5 May 2015
The murder of two more journalists in Honduras within 24 hours highlights the government’s failure to stem the ongoing wave of violence against the Honduran media, days before the country’s human rights record is due to be reviewed at the United Nations, PEN International, the worldwide writers’ association, said today. Radio presenter Artemio Deras Orellana was shot in the western department of Lempira on 23 April 2015; his murder was followed the next day by that of Cristel Joctan López Bermúdez in the capital Tegucigalpa.
PEN International calls on the Honduran authorities to ensure that these and all unsolved murders of journalists are subject to prompt and thorough investigations, taking full account of the victims’ profession and reporting, to avoid the impunity that envelops the vast majority of similar cases in the country. There is an urgent need for the authorities to provide effective protection to all Honduran journalists.
“The Honduran State must do more than make speeches aimed at improving its international image,” said Dina Meza, President of PEN Honduras, referring to the Universal Periodic Review of (UPR) Honduras due to take place at the UN on 8 May. “The constant murder of journalists and social communicators must be investigated immediately. The impunity rate of 91 per cent in such killings denounced by PEN to the UN’s Human Rights Council is an affront to life and does profound damage to the construction of democracy, of which freedom of expression is a fundamental axis.”
Presenter of a Catholic programme on Radio 94.1, Artemio Deras Orellana (24) was reportedly shot dead by unknown assailants alongside lawyer and Justice of the Peace Jorge Pérez Alemán in Valladolid, Lempira department, as they made their way home in Pérez’ car on 23 April 2015. Pérez died at the scene while Deras died of his injuries on his way to hospital. The journalist had reportedly presented his programme ‘La Voz de los Profetas’ (‘The voice of the prophets’) for three years prior to his death.

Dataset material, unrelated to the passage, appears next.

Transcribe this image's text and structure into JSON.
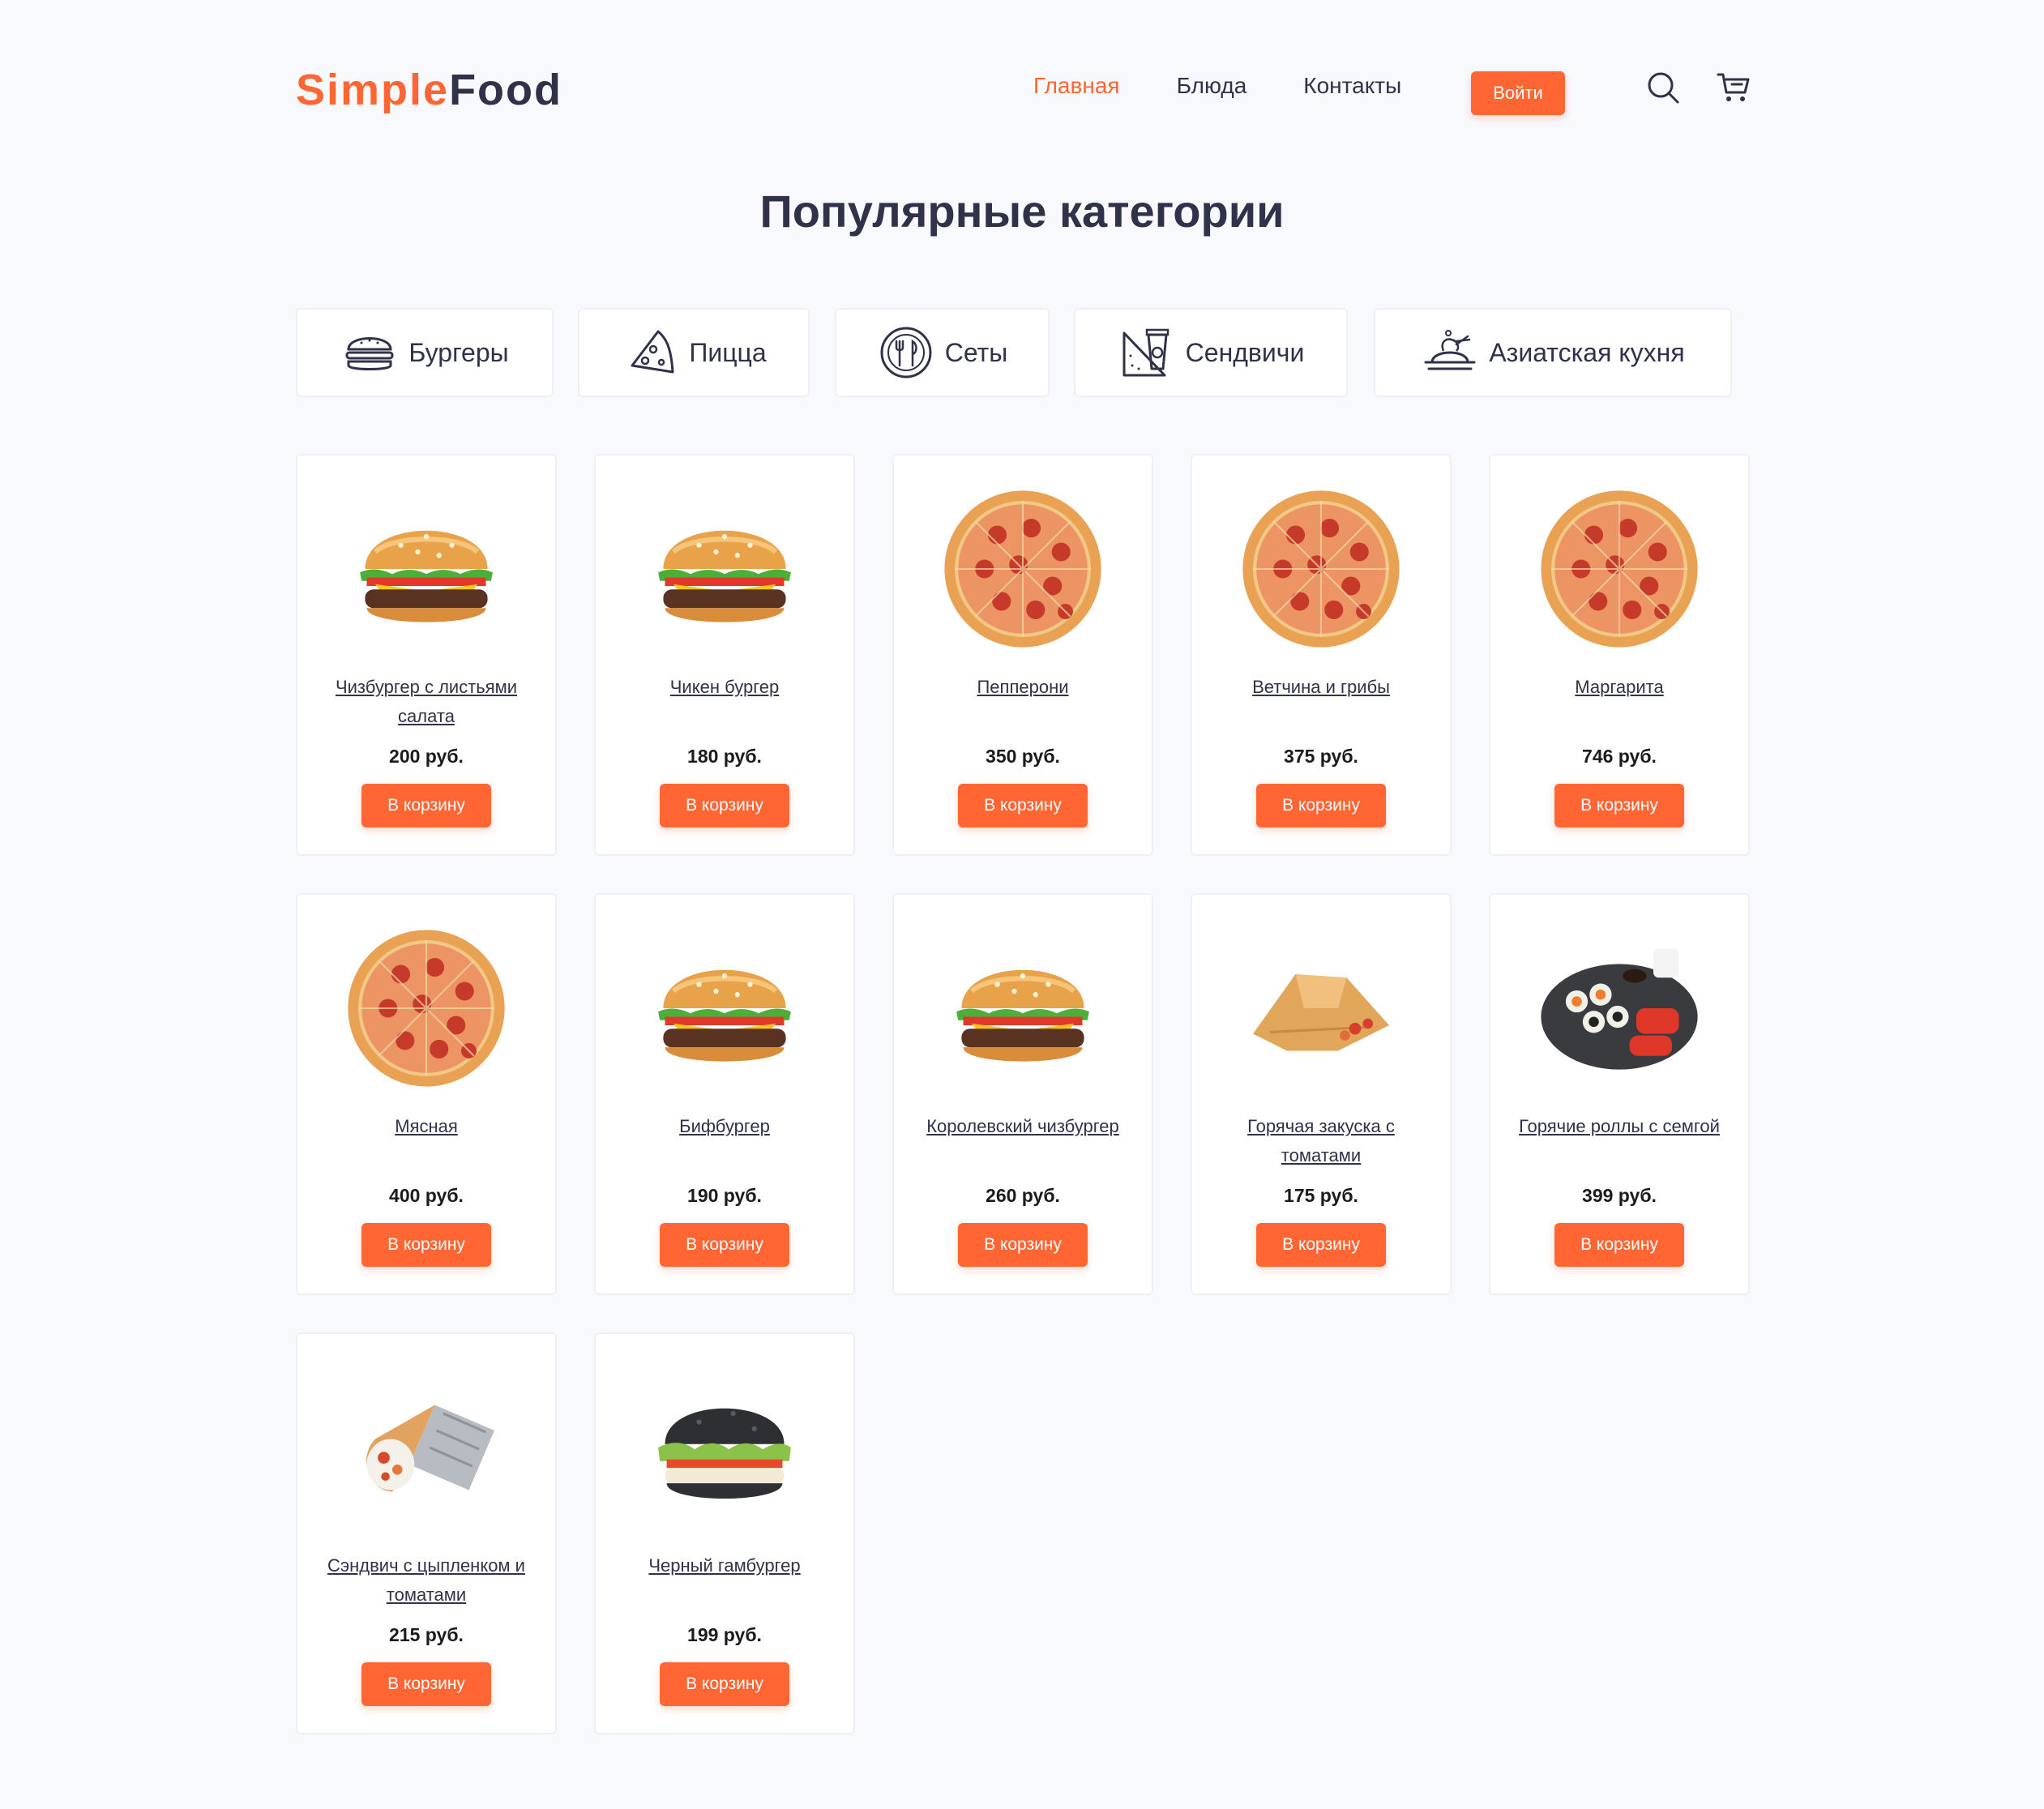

A police investigation is ongoing. While it was initially appeared that Alemán and Deras had been pursued by assailants in another vehicle, the police are reportedly now investigating the possibility that the pair were attacked by a third person inside their vehicle. According to press reports, the police are also investigating a family dispute relating to land ownership as a motive for the crime – a familiar element in investigations into the murder of journalists, which tend to focus on alleged personal conflicts rather than their work as a possible motive.
The following day saw the fatal shooting of Cristel Joctan López Bermúdez, editor and cameraman for VTV Canal 9 and former editor for Canal 6. López (26) was reportedly shot dead at traffic lights in Tegucigalpa by unknown assailants who attempted to steal his motorcycle as he was going to work. According to media reports, the assailants reportedly the motorcycle at the scene as it failed to start. Detectives from the National Direction of Criminal Investigation (DNIC) are reportedly investigating.
Despite Honduras’ pledge to protect journalists and combat impunity during its last UPR in November 2010, the current and previous administrations have displayed a lack of political will to investigate violations of freedom of expression and to protect journalists. Numerous initiatives to combat impunity have borne scant concrete results.
Attacks on journalists have risen sharply, including both murders and non-fatal, violent attacks. At least 30 journalists have been killed since the last UPR and at least 48 since 2003, most working for TV and/ or radio. Some have been slain despite having been granted protection measures, including by the Inter-American Commission on Human Rights (IACHR). Convictions have only been obtained for four of these murders, with the remaining 44 unresolved – an impunity rate of over 91 per cent. Even in cases with convictions, justice is only partial and none of the masterminds have been prosecuted.
Ahead of the UPR of Honduras on 8 May 2015, PEN International calls on the Honduran authorities to recognise the importance of independent journalism and condemn all attacks against journalists at the highest levels of the state.
PEN urges the Honduran authorities to improve investigations into crimes against journalists by developing adequately resourced, specialised protocols within the Public Prosecutor’s Office (Ministerio Público) that prioritise any links with their profession, and by ensuring that all prosecutors and police involved in such investigations have a thorough understanding of journalistic work and human rights.
The Special Prosecutor for Crimes Against Life (FEDCV) should be obliged to publish a report on its activities since it was set up in 2013, with details of progress in investigations into all murders of journalists. This should include at least six killings which took place between 2003 and July 2009 of which in February 2015 the FEDCV told PEN it had no knowledge.
Honduras should safeguard its journalists by passing the journalist protection law currently before Congress, taking into account civil society concerns, with sufficient resources for meaningful implementation, and improve the implementation of IACHR precautionary measures for journalists.
To read PEN’s full recommendations, click here
To read PEN’s shadow report to the UN, click here
For further information, please contact Tamsin Mitchell at PEN International WiPC, Brownlow House, 50-51 High Holborn, London WC1V 6ER. Tel: +44 (0) 2074050338, Fax: +44(0) 2074050339. Email: Tamsin.Mitchell@pen-international.org